§ EXERCISE REQUIREMENTS:
Retype the data exactly, skipping any picture in it.

§ EXERCISE DATA:

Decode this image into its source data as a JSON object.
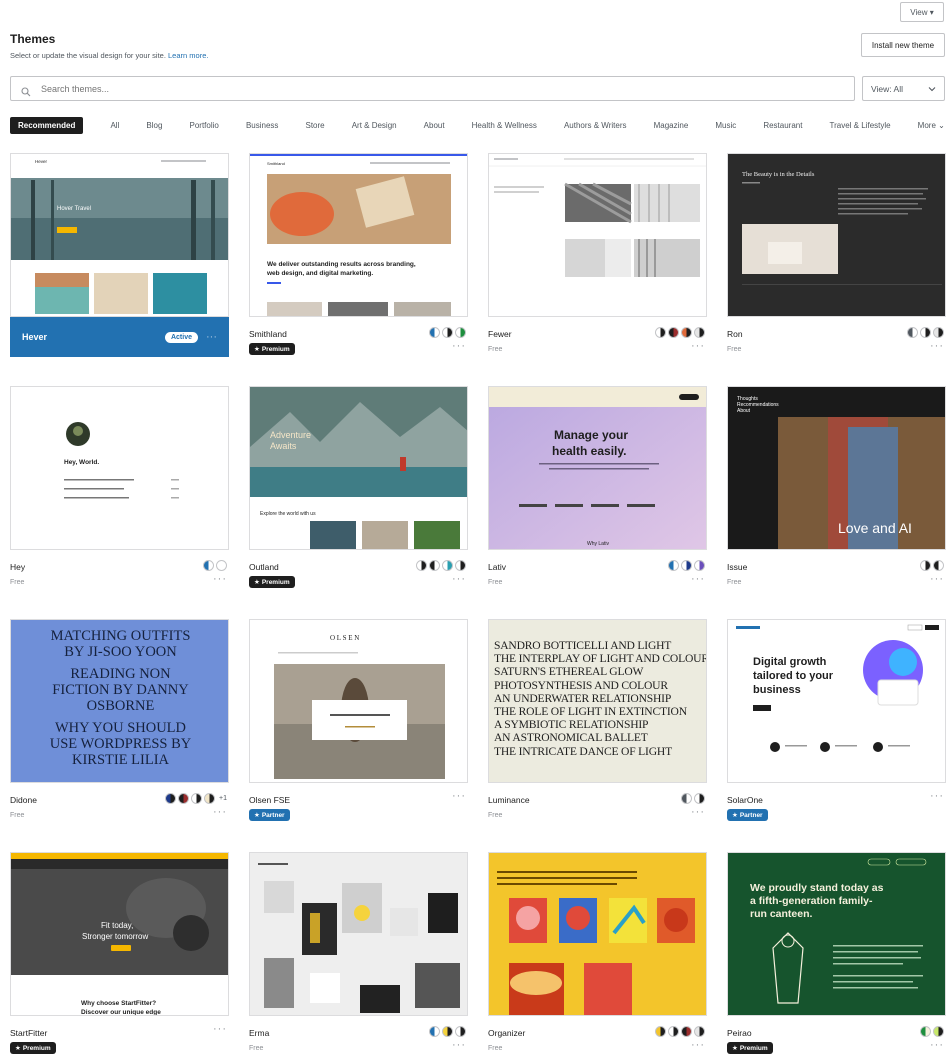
{
  "header": {
    "view_label": "View ▾",
    "title": "Themes",
    "subtitle": "Select or update the visual design for your site.",
    "learn_more": "Learn more.",
    "install_label": "Install new theme"
  },
  "search": {
    "placeholder": "Search themes...",
    "view_filter": "View: All"
  },
  "tabs": [
    "Recommended",
    "All",
    "Blog",
    "Portfolio",
    "Business",
    "Store",
    "Art & Design",
    "About",
    "Health & Wellness",
    "Authors & Writers",
    "Magazine",
    "Music",
    "Restaurant",
    "Travel & Lifestyle",
    "More"
  ],
  "themes": [
    {
      "name": "Hever",
      "status": "Active",
      "active": true
    },
    {
      "name": "Smithland",
      "badge": "Premium"
    },
    {
      "name": "Fewer",
      "price": "Free"
    },
    {
      "name": "Ron",
      "price": "Free"
    },
    {
      "name": "Hey",
      "price": "Free"
    },
    {
      "name": "Outland",
      "badge": "Premium"
    },
    {
      "name": "Lativ",
      "price": "Free"
    },
    {
      "name": "Issue",
      "price": "Free"
    },
    {
      "name": "Didone",
      "price": "Free",
      "more": "+1"
    },
    {
      "name": "Olsen FSE",
      "badge": "Partner"
    },
    {
      "name": "Luminance",
      "price": "Free"
    },
    {
      "name": "SolarOne",
      "badge": "Partner"
    },
    {
      "name": "StartFitter",
      "badge": "Premium"
    },
    {
      "name": "Erma",
      "price": "Free"
    },
    {
      "name": "Organizer",
      "price": "Free"
    },
    {
      "name": "Peirao",
      "badge": "Premium"
    }
  ],
  "previews": {
    "hever": {
      "site": "Hever",
      "hero": "Hover Travel"
    },
    "smithland": {
      "site": "Smithland",
      "headline1": "We deliver outstanding results across branding,",
      "headline2": "web design, and digital marketing."
    },
    "ron": {
      "title": "The Beauty is in the Details"
    },
    "hey": {
      "title": "Hey, World."
    },
    "outland": {
      "hero1": "Adventure",
      "hero2": "Awaits",
      "caption": "Explore the world with us"
    },
    "lativ": {
      "line1": "Manage your",
      "line2": "health easily.",
      "footer": "Why Lativ"
    },
    "issue": {
      "nav1": "Thoughts",
      "nav2": "Recommendations",
      "nav3": "About",
      "caption": "Love and AI"
    },
    "didone": {
      "lines": [
        "MATCHING OUTFITS",
        "BY JI-SOO YOON",
        "READING NON",
        "FICTION BY DANNY",
        "OSBORNE",
        "WHY YOU SHOULD",
        "USE WORDPRESS BY",
        "KIRSTIE LILIA"
      ]
    },
    "olsen": {
      "logo": "O L S E N"
    },
    "luminance": {
      "lines": [
        "SANDRO BOTTICELLI AND LIGHT",
        "THE INTERPLAY OF LIGHT AND COLOUR",
        "SATURN'S ETHEREAL GLOW",
        "PHOTOSYNTHESIS AND COLOUR",
        "AN UNDERWATER RELATIONSHIP",
        "THE ROLE OF LIGHT IN EXTINCTION",
        "A SYMBIOTIC RELATIONSHIP",
        "AN ASTRONOMICAL BALLET",
        "THE INTRICATE DANCE OF LIGHT"
      ]
    },
    "solarone": {
      "line1": "Digital growth",
      "line2": "tailored to your",
      "line3": "business"
    },
    "startfitter": {
      "hero1": "Fit today,",
      "hero2": "Stronger tomorrow",
      "q1": "Why choose StartFitter?",
      "q2": "Discover our unique edge"
    },
    "peirao": {
      "line1": "We proudly stand today as",
      "line2": "a fifth-generation family-",
      "line3": "run canteen."
    }
  },
  "colors": {
    "accent": "#2271b1",
    "dark": "#1e1e1e",
    "muted": "#8c8f94"
  }
}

§ RESPONSE:
Decode this image into its source data as a JSON object.
{
  "header": {
    "view_label": "View ▾",
    "title": "Themes",
    "subtitle": "Select or update the visual design for your site.",
    "learn_more": "Learn more.",
    "install_label": "Install new theme"
  },
  "search": {
    "placeholder": "Search themes...",
    "view_filter": "View: All"
  },
  "tabs": [
    "Recommended",
    "All",
    "Blog",
    "Portfolio",
    "Business",
    "Store",
    "Art & Design",
    "About",
    "Health & Wellness",
    "Authors & Writers",
    "Magazine",
    "Music",
    "Restaurant",
    "Travel & Lifestyle",
    "More"
  ],
  "themes": [
    {
      "name": "Hever",
      "status": "Active",
      "active": true
    },
    {
      "name": "Smithland",
      "badge": "Premium"
    },
    {
      "name": "Fewer",
      "price": "Free"
    },
    {
      "name": "Ron",
      "price": "Free"
    },
    {
      "name": "Hey",
      "price": "Free"
    },
    {
      "name": "Outland",
      "badge": "Premium"
    },
    {
      "name": "Lativ",
      "price": "Free"
    },
    {
      "name": "Issue",
      "price": "Free"
    },
    {
      "name": "Didone",
      "price": "Free",
      "more": "+1"
    },
    {
      "name": "Olsen FSE",
      "badge": "Partner"
    },
    {
      "name": "Luminance",
      "price": "Free"
    },
    {
      "name": "SolarOne",
      "badge": "Partner"
    },
    {
      "name": "StartFitter",
      "badge": "Premium"
    },
    {
      "name": "Erma",
      "price": "Free"
    },
    {
      "name": "Organizer",
      "price": "Free"
    },
    {
      "name": "Peirao",
      "badge": "Premium"
    }
  ],
  "previews": {
    "hever": {
      "site": "Hever",
      "hero": "Hover Travel"
    },
    "smithland": {
      "site": "Smithland",
      "headline1": "We deliver outstanding results across branding,",
      "headline2": "web design, and digital marketing."
    },
    "ron": {
      "title": "The Beauty is in the Details"
    },
    "hey": {
      "title": "Hey, World."
    },
    "outland": {
      "hero1": "Adventure",
      "hero2": "Awaits",
      "caption": "Explore the world with us"
    },
    "lativ": {
      "line1": "Manage your",
      "line2": "health easily.",
      "footer": "Why Lativ"
    },
    "issue": {
      "nav1": "Thoughts",
      "nav2": "Recommendations",
      "nav3": "About",
      "caption": "Love and AI"
    },
    "didone": {
      "lines": [
        "MATCHING OUTFITS",
        "BY JI-SOO YOON",
        "READING NON",
        "FICTION BY DANNY",
        "OSBORNE",
        "WHY YOU SHOULD",
        "USE WORDPRESS BY",
        "KIRSTIE LILIA"
      ]
    },
    "olsen": {
      "logo": "O L S E N"
    },
    "luminance": {
      "lines": [
        "SANDRO BOTTICELLI AND LIGHT",
        "THE INTERPLAY OF LIGHT AND COLOUR",
        "SATURN'S ETHEREAL GLOW",
        "PHOTOSYNTHESIS AND COLOUR",
        "AN UNDERWATER RELATIONSHIP",
        "THE ROLE OF LIGHT IN EXTINCTION",
        "A SYMBIOTIC RELATIONSHIP",
        "AN ASTRONOMICAL BALLET",
        "THE INTRICATE DANCE OF LIGHT"
      ]
    },
    "solarone": {
      "line1": "Digital growth",
      "line2": "tailored to your",
      "line3": "business"
    },
    "startfitter": {
      "hero1": "Fit today,",
      "hero2": "Stronger tomorrow",
      "q1": "Why choose StartFitter?",
      "q2": "Discover our unique edge"
    },
    "peirao": {
      "line1": "We proudly stand today as",
      "line2": "a fifth-generation family-",
      "line3": "run canteen."
    }
  },
  "colors": {
    "accent": "#2271b1",
    "dark": "#1e1e1e",
    "muted": "#8c8f94"
  }
}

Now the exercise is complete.